**Exercise**
Where does the string "title" appear? Copy every line of the entries below that holds it.
____________________
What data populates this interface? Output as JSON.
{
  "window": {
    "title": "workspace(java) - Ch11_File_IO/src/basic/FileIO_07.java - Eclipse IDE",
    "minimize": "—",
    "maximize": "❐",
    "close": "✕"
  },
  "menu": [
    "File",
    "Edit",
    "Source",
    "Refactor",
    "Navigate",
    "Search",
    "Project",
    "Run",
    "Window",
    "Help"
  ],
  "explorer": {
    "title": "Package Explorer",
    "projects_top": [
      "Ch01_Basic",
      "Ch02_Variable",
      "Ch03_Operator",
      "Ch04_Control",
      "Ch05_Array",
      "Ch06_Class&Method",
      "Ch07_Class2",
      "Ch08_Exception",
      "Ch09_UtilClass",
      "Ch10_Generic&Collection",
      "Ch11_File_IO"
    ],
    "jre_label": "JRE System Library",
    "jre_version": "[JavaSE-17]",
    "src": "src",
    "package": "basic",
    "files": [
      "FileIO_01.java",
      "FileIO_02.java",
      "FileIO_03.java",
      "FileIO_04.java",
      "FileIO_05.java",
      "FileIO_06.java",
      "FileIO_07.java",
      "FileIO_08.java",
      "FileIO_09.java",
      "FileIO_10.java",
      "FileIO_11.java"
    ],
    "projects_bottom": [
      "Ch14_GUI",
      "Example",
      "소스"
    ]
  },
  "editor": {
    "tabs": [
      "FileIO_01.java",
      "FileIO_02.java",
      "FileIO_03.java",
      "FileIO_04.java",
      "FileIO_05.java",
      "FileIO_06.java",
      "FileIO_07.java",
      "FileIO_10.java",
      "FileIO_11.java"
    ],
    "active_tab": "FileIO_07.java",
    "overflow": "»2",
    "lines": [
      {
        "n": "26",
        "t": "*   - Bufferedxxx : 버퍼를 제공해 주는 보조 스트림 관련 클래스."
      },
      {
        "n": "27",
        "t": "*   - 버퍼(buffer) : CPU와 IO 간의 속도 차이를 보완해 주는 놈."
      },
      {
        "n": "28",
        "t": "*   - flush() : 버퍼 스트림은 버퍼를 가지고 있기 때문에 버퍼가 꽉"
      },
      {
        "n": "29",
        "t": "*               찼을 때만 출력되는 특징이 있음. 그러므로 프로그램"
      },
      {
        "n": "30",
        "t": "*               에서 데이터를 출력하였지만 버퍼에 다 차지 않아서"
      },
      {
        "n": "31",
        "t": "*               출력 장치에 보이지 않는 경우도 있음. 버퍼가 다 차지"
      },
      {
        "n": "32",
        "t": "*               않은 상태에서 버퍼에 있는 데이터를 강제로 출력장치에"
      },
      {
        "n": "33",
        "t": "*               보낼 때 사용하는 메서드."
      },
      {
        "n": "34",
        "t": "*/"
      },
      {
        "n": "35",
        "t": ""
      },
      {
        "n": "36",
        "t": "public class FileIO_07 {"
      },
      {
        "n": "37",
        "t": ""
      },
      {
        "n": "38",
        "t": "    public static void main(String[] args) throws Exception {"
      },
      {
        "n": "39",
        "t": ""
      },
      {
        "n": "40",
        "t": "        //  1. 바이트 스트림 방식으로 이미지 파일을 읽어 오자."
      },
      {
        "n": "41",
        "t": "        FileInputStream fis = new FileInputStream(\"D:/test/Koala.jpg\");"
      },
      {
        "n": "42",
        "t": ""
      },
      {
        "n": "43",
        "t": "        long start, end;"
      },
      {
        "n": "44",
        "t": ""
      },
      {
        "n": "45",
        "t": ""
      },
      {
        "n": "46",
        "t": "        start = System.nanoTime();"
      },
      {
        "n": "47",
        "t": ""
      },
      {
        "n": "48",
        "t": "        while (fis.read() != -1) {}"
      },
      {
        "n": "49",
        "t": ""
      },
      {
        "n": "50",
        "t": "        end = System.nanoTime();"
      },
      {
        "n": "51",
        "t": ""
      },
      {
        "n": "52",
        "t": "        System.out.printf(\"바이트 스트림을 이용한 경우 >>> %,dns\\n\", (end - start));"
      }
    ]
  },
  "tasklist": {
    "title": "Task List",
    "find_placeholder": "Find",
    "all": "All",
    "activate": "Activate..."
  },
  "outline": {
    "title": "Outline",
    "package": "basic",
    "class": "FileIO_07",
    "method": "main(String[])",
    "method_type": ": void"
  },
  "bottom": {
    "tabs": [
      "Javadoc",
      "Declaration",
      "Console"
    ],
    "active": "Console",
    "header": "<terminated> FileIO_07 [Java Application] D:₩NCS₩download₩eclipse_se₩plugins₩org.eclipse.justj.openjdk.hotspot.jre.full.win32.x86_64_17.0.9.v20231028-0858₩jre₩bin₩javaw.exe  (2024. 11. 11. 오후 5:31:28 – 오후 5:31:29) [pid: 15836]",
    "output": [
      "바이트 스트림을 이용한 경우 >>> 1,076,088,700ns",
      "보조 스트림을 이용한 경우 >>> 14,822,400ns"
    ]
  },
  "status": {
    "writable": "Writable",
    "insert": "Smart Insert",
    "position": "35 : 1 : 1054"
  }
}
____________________
**Solution**
    "title": "workspace(java) - Ch11_File_IO/src/basic/FileIO_07.java - Eclipse IDE",
    "title": "Package Explorer",
    "title": "Task List",
    "title": "Outline",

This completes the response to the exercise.